=== Begin Enclosure ===
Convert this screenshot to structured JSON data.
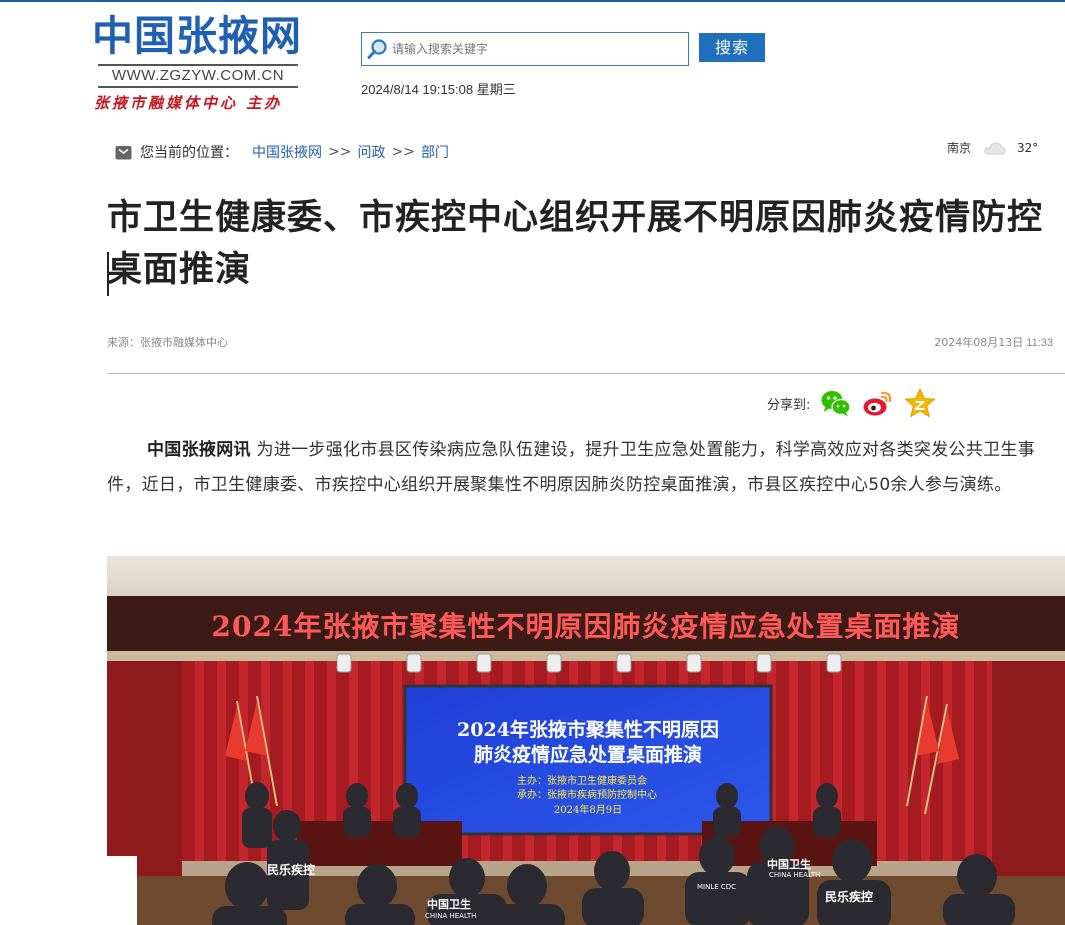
{
  "header": {
    "logo_cn": "中国张掖网",
    "logo_url": "WWW.ZGZYW.COM.CN",
    "logo_sub": "张掖市融媒体中心 主办",
    "search_placeholder": "请输入搜索关键字",
    "search_button": "搜索",
    "datetime": "2024/8/14 19:15:08",
    "weekday": "星期三"
  },
  "breadcrumb": {
    "prefix": "您当前的位置：",
    "items": [
      "中国张掖网",
      "问政",
      "部门"
    ],
    "separator": ">>"
  },
  "weather": {
    "city": "南京",
    "temp": "32°",
    "icon": "cloud-icon"
  },
  "article": {
    "title": "市卫生健康委、市疾控中心组织开展不明原因肺炎疫情防控桌面推演",
    "source": "来源：张掖市融媒体中心",
    "date": "2024年08月13日",
    "time": "11:33",
    "share_label": "分享到:",
    "share_icons": [
      "wechat-icon",
      "weibo-icon",
      "qzone-icon"
    ],
    "lead": "中国张掖网讯",
    "body": "为进一步强化市县区传染病应急队伍建设，提升卫生应急处置能力，科学高效应对各类突发公共卫生事件，近日，市卫生健康委、市疾控中心组织开展聚集性不明原因肺炎防控桌面推演，市县区疾控中心50余人参与演练。"
  },
  "photo": {
    "banner": "2024年张掖市聚集性不明原因肺炎疫情应急处置桌面推演",
    "screen_line1": "2024年张掖市聚集性不明原因",
    "screen_line2": "肺炎疫情应急处置桌面推演",
    "host": "主办：张掖市卫生健康委员会",
    "organizer": "承办：张掖市疾病预防控制中心",
    "date": "2024年8月9日",
    "vest_labels": [
      "民乐疾控",
      "中国卫生",
      "CHINA HEALTH",
      "MINLE CDC",
      "CHINA HEALTH",
      "中国卫生",
      "民乐疾控"
    ]
  },
  "colors": {
    "brand_blue": "#1f5fb4",
    "brand_red": "#c8161d",
    "button_blue": "#1f6fbd"
  }
}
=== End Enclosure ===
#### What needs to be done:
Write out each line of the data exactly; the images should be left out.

#### Exercise answer:
Convert this screenshot to structured JSON data.
{
  "header": {
    "logo_cn": "中国张掖网",
    "logo_url": "WWW.ZGZYW.COM.CN",
    "logo_sub": "张掖市融媒体中心 主办",
    "search_placeholder": "请输入搜索关键字",
    "search_button": "搜索",
    "datetime": "2024/8/14 19:15:08",
    "weekday": "星期三"
  },
  "breadcrumb": {
    "prefix": "您当前的位置：",
    "items": [
      "中国张掖网",
      "问政",
      "部门"
    ],
    "separator": ">>"
  },
  "weather": {
    "city": "南京",
    "temp": "32°",
    "icon": "cloud-icon"
  },
  "article": {
    "title": "市卫生健康委、市疾控中心组织开展不明原因肺炎疫情防控桌面推演",
    "source": "来源：张掖市融媒体中心",
    "date": "2024年08月13日",
    "time": "11:33",
    "share_label": "分享到:",
    "share_icons": [
      "wechat-icon",
      "weibo-icon",
      "qzone-icon"
    ],
    "lead": "中国张掖网讯",
    "body": "为进一步强化市县区传染病应急队伍建设，提升卫生应急处置能力，科学高效应对各类突发公共卫生事件，近日，市卫生健康委、市疾控中心组织开展聚集性不明原因肺炎防控桌面推演，市县区疾控中心50余人参与演练。"
  },
  "photo": {
    "banner": "2024年张掖市聚集性不明原因肺炎疫情应急处置桌面推演",
    "screen_line1": "2024年张掖市聚集性不明原因",
    "screen_line2": "肺炎疫情应急处置桌面推演",
    "host": "主办：张掖市卫生健康委员会",
    "organizer": "承办：张掖市疾病预防控制中心",
    "date": "2024年8月9日",
    "vest_labels": [
      "民乐疾控",
      "中国卫生",
      "CHINA HEALTH",
      "MINLE CDC",
      "CHINA HEALTH",
      "中国卫生",
      "民乐疾控"
    ]
  },
  "colors": {
    "brand_blue": "#1f5fb4",
    "brand_red": "#c8161d",
    "button_blue": "#1f6fbd"
  }
}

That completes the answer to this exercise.